  •           use physical force in order to get someone to have sex with
  •           use physical force to get money or things from
  •           sneak into a movie, bus, or subway without paying.
  •           steal something at school, such as someone's jacket or
  •           participate in a street race as a
  •           break into a building to steal something or mess it up.
  •           receive a speeding
  •           sneak out at night without your parents’
  •           get suspended from
  •           kick someone in
  •           swear at adults (e.g. parents, salesclerks, telephone solicitors, teachers).
  •           purposely harass someone on the telephone or on email.
  •           yell at other drivers so they could hear
  •           buy or sell goods you knew to be
  •           spend a night (or more) in jail.
  •           plagiarize (copy) a school
  •           use prescription drugs (e.g. valium, codeine) to the level of
  •           use hallucinogens ("LSD", "Mescaline", "Peyote", "Acid").
  •           use marijuana-hashish ("pot", "grass", "hash").
  •           use heroin ("Horse", "Smack").
  •           use cocaine (“coke”).
  •           use ecstasy (“X”).
  •           use other illegal drugs (Uppers or Downers).
  •           lie about your age, g., to buy alcohol or get into a club.
  •           run away from

These days, in AVERAGE MONTH month, how often do you do the following:

  •           have more than one alcoholic drink at a
  •           use soft
  •           honk in anger at other
  •           say cruel things to
  •           shove or slap
  •           appear obviously drunk in public places.
  •           ridicule someone who is
  •           play violent
  •           park in an illegal parking
  •           drive 20 miles over the speed limit
  •           argue with your
  •           tail-gate someone on
  •           do things just to bother authority figures (e.g., teachers, parents, other adults).
  •           download illegally copied programs from the
  •           drive a motor

CMI - 58 Scoring Key: 

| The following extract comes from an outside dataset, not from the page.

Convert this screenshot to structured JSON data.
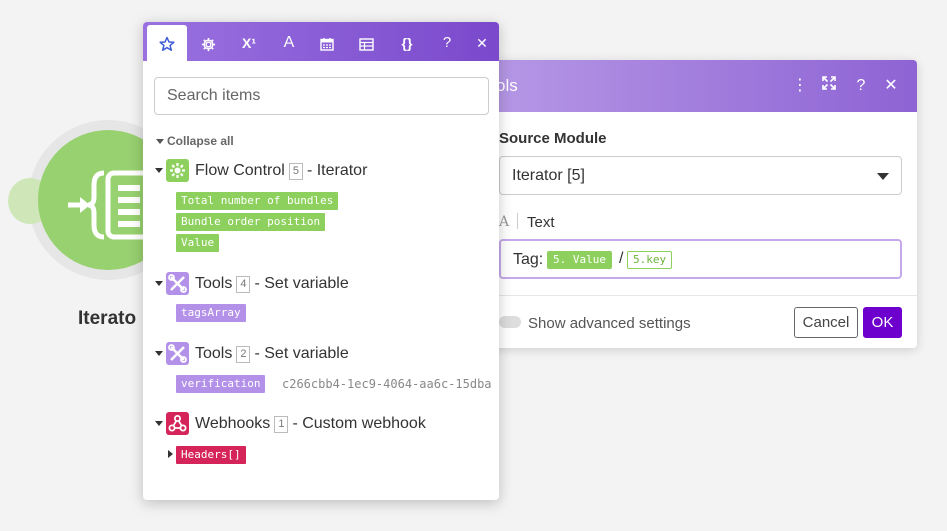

Six subscale scores can be obtained by calculating the mean of the following items.

(Note that all items must be standardized prior to summing):

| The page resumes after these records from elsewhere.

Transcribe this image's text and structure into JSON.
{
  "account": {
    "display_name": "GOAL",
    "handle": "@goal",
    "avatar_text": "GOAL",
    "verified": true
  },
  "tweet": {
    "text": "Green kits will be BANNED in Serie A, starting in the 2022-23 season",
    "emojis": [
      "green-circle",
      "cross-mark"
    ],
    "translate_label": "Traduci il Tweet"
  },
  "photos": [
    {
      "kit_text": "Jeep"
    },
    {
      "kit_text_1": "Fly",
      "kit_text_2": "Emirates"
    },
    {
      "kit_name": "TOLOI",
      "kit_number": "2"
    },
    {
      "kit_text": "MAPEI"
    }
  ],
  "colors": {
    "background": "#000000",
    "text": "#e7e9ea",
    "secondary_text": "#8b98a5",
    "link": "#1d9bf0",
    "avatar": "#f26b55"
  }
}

  • Soft Drug Abuse (SDA) = 12, 15, 18, 35, 37, 44, 45, 49 (8 items)
  • Hard Drug Abuse (HDA) = 16, 36, 38, 39, 40, 41 (6 items)
  • Minor Criminality (MC) = 3, 5, 8, 11, 21, 22, 27, 32, 34, 42 (10 items)
  • Serious Criminality (SC) = 1, 2, 4, 6, 9, 10, 14, 19, 24, 33 (10 items)
  • Driving Misbehavior (DM) = 17, 23, 25, 31, 46, 53, 55 (7 items)
  • Bullying/Harassing (BH) = 7, 20, 28, 30, 47, 48, 50, 51 (8 items)
  • Anti-Authority Misbehavior (AA) = 13, 26, 29, 43, 52, 54, 56, 57 (8 items)

Notes:

  • The items may be combined to form an Overall Misbehavior
  • SDA and HDA items may be combined into a general Substance Abuse
  • MC and SC items may be combined to form a general Criminality
  • Items 1 - 43 may be combined to form a High School Misbehavior
  • Items 44- 57 may be combined to form a Current Misbehavior index.
  • Item 58 can be used to control the DM factor for amount of driving.
  • The seven subscales were developed from (oblique) factor analyses of data from students at the University of British Columbia:

 

Citations:

Williams, K., McAndrew, A., Learn, T., Harms, P., & Paulhus, D.L. (August, 2001). Dark Personalities: Anti-social behavior and entertainment preferences. Presented at meeting of the American Psychological Association, San Francisco.

Williams, K.M., Paulhus, D.L., & Hare, R.D. (2007). The four facet structure of psychopathy in non- forensic samples. Journal of Personality Assessment, 88, 118-129.